| Extracted records |
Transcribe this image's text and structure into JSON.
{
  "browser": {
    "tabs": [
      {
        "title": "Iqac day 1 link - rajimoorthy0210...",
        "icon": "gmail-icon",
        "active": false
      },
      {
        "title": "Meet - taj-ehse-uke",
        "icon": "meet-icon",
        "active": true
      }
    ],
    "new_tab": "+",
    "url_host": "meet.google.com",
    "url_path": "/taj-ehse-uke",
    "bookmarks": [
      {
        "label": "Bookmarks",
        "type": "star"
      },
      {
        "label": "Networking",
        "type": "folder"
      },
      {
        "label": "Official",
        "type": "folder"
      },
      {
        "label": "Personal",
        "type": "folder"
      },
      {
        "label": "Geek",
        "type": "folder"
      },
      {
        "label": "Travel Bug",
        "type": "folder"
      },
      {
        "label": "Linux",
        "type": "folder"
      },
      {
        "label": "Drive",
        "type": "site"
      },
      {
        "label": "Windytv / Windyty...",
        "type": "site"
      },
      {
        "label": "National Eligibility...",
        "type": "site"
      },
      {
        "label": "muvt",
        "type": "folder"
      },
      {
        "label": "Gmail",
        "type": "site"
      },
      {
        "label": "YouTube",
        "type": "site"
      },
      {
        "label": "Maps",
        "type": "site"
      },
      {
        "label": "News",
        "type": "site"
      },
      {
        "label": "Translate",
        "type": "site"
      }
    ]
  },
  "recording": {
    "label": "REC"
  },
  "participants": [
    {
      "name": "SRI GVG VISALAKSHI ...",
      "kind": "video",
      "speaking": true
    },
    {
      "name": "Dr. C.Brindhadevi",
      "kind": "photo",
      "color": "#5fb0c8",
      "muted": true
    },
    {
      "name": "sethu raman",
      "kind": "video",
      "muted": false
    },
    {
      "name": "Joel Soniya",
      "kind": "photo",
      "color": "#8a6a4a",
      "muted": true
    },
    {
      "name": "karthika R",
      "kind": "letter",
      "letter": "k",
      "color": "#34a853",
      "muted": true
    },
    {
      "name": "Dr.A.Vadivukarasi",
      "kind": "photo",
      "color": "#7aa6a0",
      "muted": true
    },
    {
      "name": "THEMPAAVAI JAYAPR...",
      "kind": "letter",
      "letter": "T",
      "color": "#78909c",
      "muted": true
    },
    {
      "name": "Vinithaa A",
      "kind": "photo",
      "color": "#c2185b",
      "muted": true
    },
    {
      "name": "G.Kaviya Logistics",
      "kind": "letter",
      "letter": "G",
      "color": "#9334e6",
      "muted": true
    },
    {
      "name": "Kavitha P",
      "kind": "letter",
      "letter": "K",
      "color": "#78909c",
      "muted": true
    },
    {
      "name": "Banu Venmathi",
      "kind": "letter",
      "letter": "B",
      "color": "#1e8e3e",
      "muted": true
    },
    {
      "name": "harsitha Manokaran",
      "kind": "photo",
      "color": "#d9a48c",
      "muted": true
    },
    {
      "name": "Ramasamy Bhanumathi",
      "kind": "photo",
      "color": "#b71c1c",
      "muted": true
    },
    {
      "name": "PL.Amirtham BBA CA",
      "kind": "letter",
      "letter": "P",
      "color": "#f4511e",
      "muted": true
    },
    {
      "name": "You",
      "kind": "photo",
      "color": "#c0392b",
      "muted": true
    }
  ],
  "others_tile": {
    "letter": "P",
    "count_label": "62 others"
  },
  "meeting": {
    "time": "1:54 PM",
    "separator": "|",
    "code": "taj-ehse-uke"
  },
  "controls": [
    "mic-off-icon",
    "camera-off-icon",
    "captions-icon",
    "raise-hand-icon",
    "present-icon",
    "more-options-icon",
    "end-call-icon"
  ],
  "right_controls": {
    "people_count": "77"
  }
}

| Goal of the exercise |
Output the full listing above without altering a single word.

| Answer for the task |
Transcribe this image's text and structure into JSON.
{
  "browser": {
    "tabs": [
      {
        "title": "Iqac day 1 link - rajimoorthy0210...",
        "icon": "gmail-icon",
        "active": false
      },
      {
        "title": "Meet - taj-ehse-uke",
        "icon": "meet-icon",
        "active": true
      }
    ],
    "new_tab": "+",
    "url_host": "meet.google.com",
    "url_path": "/taj-ehse-uke",
    "bookmarks": [
      {
        "label": "Bookmarks",
        "type": "star"
      },
      {
        "label": "Networking",
        "type": "folder"
      },
      {
        "label": "Official",
        "type": "folder"
      },
      {
        "label": "Personal",
        "type": "folder"
      },
      {
        "label": "Geek",
        "type": "folder"
      },
      {
        "label": "Travel Bug",
        "type": "folder"
      },
      {
        "label": "Linux",
        "type": "folder"
      },
      {
        "label": "Drive",
        "type": "site"
      },
      {
        "label": "Windytv / Windyty...",
        "type": "site"
      },
      {
        "label": "National Eligibility...",
        "type": "site"
      },
      {
        "label": "muvt",
        "type": "folder"
      },
      {
        "label": "Gmail",
        "type": "site"
      },
      {
        "label": "YouTube",
        "type": "site"
      },
      {
        "label": "Maps",
        "type": "site"
      },
      {
        "label": "News",
        "type": "site"
      },
      {
        "label": "Translate",
        "type": "site"
      }
    ]
  },
  "recording": {
    "label": "REC"
  },
  "participants": [
    {
      "name": "SRI GVG VISALAKSHI ...",
      "kind": "video",
      "speaking": true
    },
    {
      "name": "Dr. C.Brindhadevi",
      "kind": "photo",
      "color": "#5fb0c8",
      "muted": true
    },
    {
      "name": "sethu raman",
      "kind": "video",
      "muted": false
    },
    {
      "name": "Joel Soniya",
      "kind": "photo",
      "color": "#8a6a4a",
      "muted": true
    },
    {
      "name": "karthika R",
      "kind": "letter",
      "letter": "k",
      "color": "#34a853",
      "muted": true
    },
    {
      "name": "Dr.A.Vadivukarasi",
      "kind": "photo",
      "color": "#7aa6a0",
      "muted": true
    },
    {
      "name": "THEMPAAVAI JAYAPR...",
      "kind": "letter",
      "letter": "T",
      "color": "#78909c",
      "muted": true
    },
    {
      "name": "Vinithaa A",
      "kind": "photo",
      "color": "#c2185b",
      "muted": true
    },
    {
      "name": "G.Kaviya Logistics",
      "kind": "letter",
      "letter": "G",
      "color": "#9334e6",
      "muted": true
    },
    {
      "name": "Kavitha P",
      "kind": "letter",
      "letter": "K",
      "color": "#78909c",
      "muted": true
    },
    {
      "name": "Banu Venmathi",
      "kind": "letter",
      "letter": "B",
      "color": "#1e8e3e",
      "muted": true
    },
    {
      "name": "harsitha Manokaran",
      "kind": "photo",
      "color": "#d9a48c",
      "muted": true
    },
    {
      "name": "Ramasamy Bhanumathi",
      "kind": "photo",
      "color": "#b71c1c",
      "muted": true
    },
    {
      "name": "PL.Amirtham BBA CA",
      "kind": "letter",
      "letter": "P",
      "color": "#f4511e",
      "muted": true
    },
    {
      "name": "You",
      "kind": "photo",
      "color": "#c0392b",
      "muted": true
    }
  ],
  "others_tile": {
    "letter": "P",
    "count_label": "62 others"
  },
  "meeting": {
    "time": "1:54 PM",
    "separator": "|",
    "code": "taj-ehse-uke"
  },
  "controls": [
    "mic-off-icon",
    "camera-off-icon",
    "captions-icon",
    "raise-hand-icon",
    "present-icon",
    "more-options-icon",
    "end-call-icon"
  ],
  "right_controls": {
    "people_count": "77"
  }
}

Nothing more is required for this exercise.